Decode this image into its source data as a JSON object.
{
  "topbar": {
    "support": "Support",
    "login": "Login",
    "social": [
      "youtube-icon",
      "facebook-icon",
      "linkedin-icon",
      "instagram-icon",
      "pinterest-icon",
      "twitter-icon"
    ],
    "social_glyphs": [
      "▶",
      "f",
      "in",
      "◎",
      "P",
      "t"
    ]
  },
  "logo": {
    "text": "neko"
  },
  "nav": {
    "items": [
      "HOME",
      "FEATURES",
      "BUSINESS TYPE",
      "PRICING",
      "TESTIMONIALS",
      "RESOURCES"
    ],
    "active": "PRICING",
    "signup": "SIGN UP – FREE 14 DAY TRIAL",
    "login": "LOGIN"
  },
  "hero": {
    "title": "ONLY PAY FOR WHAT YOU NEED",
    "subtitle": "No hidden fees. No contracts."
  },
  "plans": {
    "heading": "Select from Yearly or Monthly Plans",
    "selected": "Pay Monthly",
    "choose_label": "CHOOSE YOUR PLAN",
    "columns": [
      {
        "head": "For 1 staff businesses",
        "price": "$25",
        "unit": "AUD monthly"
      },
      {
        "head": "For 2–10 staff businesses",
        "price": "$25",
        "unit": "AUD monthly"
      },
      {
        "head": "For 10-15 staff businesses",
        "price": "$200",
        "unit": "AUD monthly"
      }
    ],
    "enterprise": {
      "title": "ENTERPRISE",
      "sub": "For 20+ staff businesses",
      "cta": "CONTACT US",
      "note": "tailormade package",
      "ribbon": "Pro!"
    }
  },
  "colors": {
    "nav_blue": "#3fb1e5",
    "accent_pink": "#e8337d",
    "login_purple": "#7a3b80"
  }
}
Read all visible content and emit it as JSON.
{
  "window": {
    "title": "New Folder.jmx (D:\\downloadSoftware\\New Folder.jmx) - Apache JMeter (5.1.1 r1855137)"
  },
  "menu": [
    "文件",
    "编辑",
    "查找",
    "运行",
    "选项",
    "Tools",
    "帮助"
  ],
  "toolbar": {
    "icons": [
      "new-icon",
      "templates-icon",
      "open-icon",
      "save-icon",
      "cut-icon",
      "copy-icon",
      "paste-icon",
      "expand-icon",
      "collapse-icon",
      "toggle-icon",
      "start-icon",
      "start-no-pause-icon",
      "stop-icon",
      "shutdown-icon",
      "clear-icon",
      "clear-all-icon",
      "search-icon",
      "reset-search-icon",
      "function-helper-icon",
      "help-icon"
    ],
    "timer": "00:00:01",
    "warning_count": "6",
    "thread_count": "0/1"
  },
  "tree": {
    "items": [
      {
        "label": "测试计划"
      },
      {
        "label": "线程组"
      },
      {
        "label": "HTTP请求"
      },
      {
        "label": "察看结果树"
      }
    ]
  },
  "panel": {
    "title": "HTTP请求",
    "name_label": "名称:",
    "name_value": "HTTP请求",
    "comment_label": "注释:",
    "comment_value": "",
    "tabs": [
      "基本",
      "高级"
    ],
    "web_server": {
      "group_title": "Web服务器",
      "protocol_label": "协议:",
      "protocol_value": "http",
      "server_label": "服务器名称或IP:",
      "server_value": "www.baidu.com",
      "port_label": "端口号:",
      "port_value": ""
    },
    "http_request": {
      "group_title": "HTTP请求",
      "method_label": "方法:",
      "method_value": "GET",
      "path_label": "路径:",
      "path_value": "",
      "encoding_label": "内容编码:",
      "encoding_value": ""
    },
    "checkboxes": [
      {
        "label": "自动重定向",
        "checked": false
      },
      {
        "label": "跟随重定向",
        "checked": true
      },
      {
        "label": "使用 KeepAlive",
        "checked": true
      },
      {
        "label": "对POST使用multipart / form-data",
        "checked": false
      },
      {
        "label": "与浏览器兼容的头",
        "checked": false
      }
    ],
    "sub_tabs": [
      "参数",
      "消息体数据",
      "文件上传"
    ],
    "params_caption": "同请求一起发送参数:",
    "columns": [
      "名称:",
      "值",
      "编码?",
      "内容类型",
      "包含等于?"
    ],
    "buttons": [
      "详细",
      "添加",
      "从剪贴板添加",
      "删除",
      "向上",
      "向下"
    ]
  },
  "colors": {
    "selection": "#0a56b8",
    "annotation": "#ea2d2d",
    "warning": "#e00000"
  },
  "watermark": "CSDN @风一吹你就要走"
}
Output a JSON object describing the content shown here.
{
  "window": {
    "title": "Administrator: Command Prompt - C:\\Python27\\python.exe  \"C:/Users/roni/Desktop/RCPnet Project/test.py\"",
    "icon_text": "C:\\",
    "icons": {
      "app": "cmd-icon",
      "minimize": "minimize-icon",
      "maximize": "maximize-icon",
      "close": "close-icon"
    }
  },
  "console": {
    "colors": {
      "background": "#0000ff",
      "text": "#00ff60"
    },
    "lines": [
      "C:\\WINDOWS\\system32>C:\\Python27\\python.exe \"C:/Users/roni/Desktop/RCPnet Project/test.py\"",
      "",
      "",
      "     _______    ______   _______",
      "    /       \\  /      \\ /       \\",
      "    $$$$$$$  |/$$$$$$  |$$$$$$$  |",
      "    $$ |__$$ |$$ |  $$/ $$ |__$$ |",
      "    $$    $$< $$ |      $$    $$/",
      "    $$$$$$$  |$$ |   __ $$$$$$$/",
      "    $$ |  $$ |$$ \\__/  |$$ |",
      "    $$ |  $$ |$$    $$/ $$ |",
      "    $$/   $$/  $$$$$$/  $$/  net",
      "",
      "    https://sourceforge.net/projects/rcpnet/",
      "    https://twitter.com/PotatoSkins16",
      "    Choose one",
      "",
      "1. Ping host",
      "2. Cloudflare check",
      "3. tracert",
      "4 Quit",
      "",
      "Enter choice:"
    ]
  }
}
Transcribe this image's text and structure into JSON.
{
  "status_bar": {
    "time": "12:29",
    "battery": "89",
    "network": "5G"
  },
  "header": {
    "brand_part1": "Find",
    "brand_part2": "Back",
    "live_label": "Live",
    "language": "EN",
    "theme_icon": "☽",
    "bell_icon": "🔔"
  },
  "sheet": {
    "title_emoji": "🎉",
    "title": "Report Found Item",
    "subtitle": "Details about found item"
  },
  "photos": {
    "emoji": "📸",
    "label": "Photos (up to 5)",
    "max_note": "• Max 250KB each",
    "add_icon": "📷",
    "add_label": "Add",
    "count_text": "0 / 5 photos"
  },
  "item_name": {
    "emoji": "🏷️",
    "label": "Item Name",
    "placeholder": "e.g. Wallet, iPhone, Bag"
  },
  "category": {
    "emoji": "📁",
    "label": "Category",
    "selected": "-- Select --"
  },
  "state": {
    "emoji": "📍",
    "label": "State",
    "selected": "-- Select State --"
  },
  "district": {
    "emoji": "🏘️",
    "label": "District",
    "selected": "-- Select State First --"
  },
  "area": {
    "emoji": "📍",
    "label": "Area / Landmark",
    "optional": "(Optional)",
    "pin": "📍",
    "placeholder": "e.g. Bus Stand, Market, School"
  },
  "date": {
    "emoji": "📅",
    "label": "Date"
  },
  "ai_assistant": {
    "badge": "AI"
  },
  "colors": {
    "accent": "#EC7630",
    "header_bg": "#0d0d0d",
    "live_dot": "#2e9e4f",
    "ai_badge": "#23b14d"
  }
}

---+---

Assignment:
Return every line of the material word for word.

Exercise result:
Decode this image into its source data as a JSON object.
{
  "topbar": {
    "support": "Support",
    "login": "Login",
    "social": [
      "youtube-icon",
      "facebook-icon",
      "linkedin-icon",
      "instagram-icon",
      "pinterest-icon",
      "twitter-icon"
    ],
    "social_glyphs": [
      "▶",
      "f",
      "in",
      "◎",
      "P",
      "t"
    ]
  },
  "logo": {
    "text": "neko"
  },
  "nav": {
    "items": [
      "HOME",
      "FEATURES",
      "BUSINESS TYPE",
      "PRICING",
      "TESTIMONIALS",
      "RESOURCES"
    ],
    "active": "PRICING",
    "signup": "SIGN UP – FREE 14 DAY TRIAL",
    "login": "LOGIN"
  },
  "hero": {
    "title": "ONLY PAY FOR WHAT YOU NEED",
    "subtitle": "No hidden fees. No contracts."
  },
  "plans": {
    "heading": "Select from Yearly or Monthly Plans",
    "selected": "Pay Monthly",
    "choose_label": "CHOOSE YOUR PLAN",
    "columns": [
      {
        "head": "For 1 staff businesses",
        "price": "$25",
        "unit": "AUD monthly"
      },
      {
        "head": "For 2–10 staff businesses",
        "price": "$25",
        "unit": "AUD monthly"
      },
      {
        "head": "For 10-15 staff businesses",
        "price": "$200",
        "unit": "AUD monthly"
      }
    ],
    "enterprise": {
      "title": "ENTERPRISE",
      "sub": "For 20+ staff businesses",
      "cta": "CONTACT US",
      "note": "tailormade package",
      "ribbon": "Pro!"
    }
  },
  "colors": {
    "nav_blue": "#3fb1e5",
    "accent_pink": "#e8337d",
    "login_purple": "#7a3b80"
  }
}
Read all visible content and emit it as JSON.
{
  "window": {
    "title": "New Folder.jmx (D:\\downloadSoftware\\New Folder.jmx) - Apache JMeter (5.1.1 r1855137)"
  },
  "menu": [
    "文件",
    "编辑",
    "查找",
    "运行",
    "选项",
    "Tools",
    "帮助"
  ],
  "toolbar": {
    "icons": [
      "new-icon",
      "templates-icon",
      "open-icon",
      "save-icon",
      "cut-icon",
      "copy-icon",
      "paste-icon",
      "expand-icon",
      "collapse-icon",
      "toggle-icon",
      "start-icon",
      "start-no-pause-icon",
      "stop-icon",
      "shutdown-icon",
      "clear-icon",
      "clear-all-icon",
      "search-icon",
      "reset-search-icon",
      "function-helper-icon",
      "help-icon"
    ],
    "timer": "00:00:01",
    "warning_count": "6",
    "thread_count": "0/1"
  },
  "tree": {
    "items": [
      {
        "label": "测试计划"
      },
      {
        "label": "线程组"
      },
      {
        "label": "HTTP请求"
      },
      {
        "label": "察看结果树"
      }
    ]
  },
  "panel": {
    "title": "HTTP请求",
    "name_label": "名称:",
    "name_value": "HTTP请求",
    "comment_label": "注释:",
    "comment_value": "",
    "tabs": [
      "基本",
      "高级"
    ],
    "web_server": {
      "group_title": "Web服务器",
      "protocol_label": "协议:",
      "protocol_value": "http",
      "server_label": "服务器名称或IP:",
      "server_value": "www.baidu.com",
      "port_label": "端口号:",
      "port_value": ""
    },
    "http_request": {
      "group_title": "HTTP请求",
      "method_label": "方法:",
      "method_value": "GET",
      "path_label": "路径:",
      "path_value": "",
      "encoding_label": "内容编码:",
      "encoding_value": ""
    },
    "checkboxes": [
      {
        "label": "自动重定向",
        "checked": false
      },
      {
        "label": "跟随重定向",
        "checked": true
      },
      {
        "label": "使用 KeepAlive",
        "checked": true
      },
      {
        "label": "对POST使用multipart / form-data",
        "checked": false
      },
      {
        "label": "与浏览器兼容的头",
        "checked": false
      }
    ],
    "sub_tabs": [
      "参数",
      "消息体数据",
      "文件上传"
    ],
    "params_caption": "同请求一起发送参数:",
    "columns": [
      "名称:",
      "值",
      "编码?",
      "内容类型",
      "包含等于?"
    ],
    "buttons": [
      "详细",
      "添加",
      "从剪贴板添加",
      "删除",
      "向上",
      "向下"
    ]
  },
  "colors": {
    "selection": "#0a56b8",
    "annotation": "#ea2d2d",
    "warning": "#e00000"
  },
  "watermark": "CSDN @风一吹你就要走"
}
Output a JSON object describing the content shown here.
{
  "window": {
    "title": "Administrator: Command Prompt - C:\\Python27\\python.exe  \"C:/Users/roni/Desktop/RCPnet Project/test.py\"",
    "icon_text": "C:\\",
    "icons": {
      "app": "cmd-icon",
      "minimize": "minimize-icon",
      "maximize": "maximize-icon",
      "close": "close-icon"
    }
  },
  "console": {
    "colors": {
      "background": "#0000ff",
      "text": "#00ff60"
    },
    "lines": [
      "C:\\WINDOWS\\system32>C:\\Python27\\python.exe \"C:/Users/roni/Desktop/RCPnet Project/test.py\"",
      "",
      "",
      "     _______    ______   _______",
      "    /       \\  /      \\ /       \\",
      "    $$$$$$$  |/$$$$$$  |$$$$$$$  |",
      "    $$ |__$$ |$$ |  $$/ $$ |__$$ |",
      "    $$    $$< $$ |      $$    $$/",
      "    $$$$$$$  |$$ |   __ $$$$$$$/",
      "    $$ |  $$ |$$ \\__/  |$$ |",
      "    $$ |  $$ |$$    $$/ $$ |",
      "    $$/   $$/  $$$$$$/  $$/  net",
      "",
      "    https://sourceforge.net/projects/rcpnet/",
      "    https://twitter.com/PotatoSkins16",
      "    Choose one",
      "",
      "1. Ping host",
      "2. Cloudflare check",
      "3. tracert",
      "4 Quit",
      "",
      "Enter choice:"
    ]
  }
}
Transcribe this image's text and structure into JSON.
{
  "status_bar": {
    "time": "12:29",
    "battery": "89",
    "network": "5G"
  },
  "header": {
    "brand_part1": "Find",
    "brand_part2": "Back",
    "live_label": "Live",
    "language": "EN",
    "theme_icon": "☽",
    "bell_icon": "🔔"
  },
  "sheet": {
    "title_emoji": "🎉",
    "title": "Report Found Item",
    "subtitle": "Details about found item"
  },
  "photos": {
    "emoji": "📸",
    "label": "Photos (up to 5)",
    "max_note": "• Max 250KB each",
    "add_icon": "📷",
    "add_label": "Add",
    "count_text": "0 / 5 photos"
  },
  "item_name": {
    "emoji": "🏷️",
    "label": "Item Name",
    "placeholder": "e.g. Wallet, iPhone, Bag"
  },
  "category": {
    "emoji": "📁",
    "label": "Category",
    "selected": "-- Select --"
  },
  "state": {
    "emoji": "📍",
    "label": "State",
    "selected": "-- Select State --"
  },
  "district": {
    "emoji": "🏘️",
    "label": "District",
    "selected": "-- Select State First --"
  },
  "area": {
    "emoji": "📍",
    "label": "Area / Landmark",
    "optional": "(Optional)",
    "pin": "📍",
    "placeholder": "e.g. Bus Stand, Market, School"
  },
  "date": {
    "emoji": "📅",
    "label": "Date"
  },
  "ai_assistant": {
    "badge": "AI"
  },
  "colors": {
    "accent": "#EC7630",
    "header_bg": "#0d0d0d",
    "live_dot": "#2e9e4f",
    "ai_badge": "#23b14d"
  }
}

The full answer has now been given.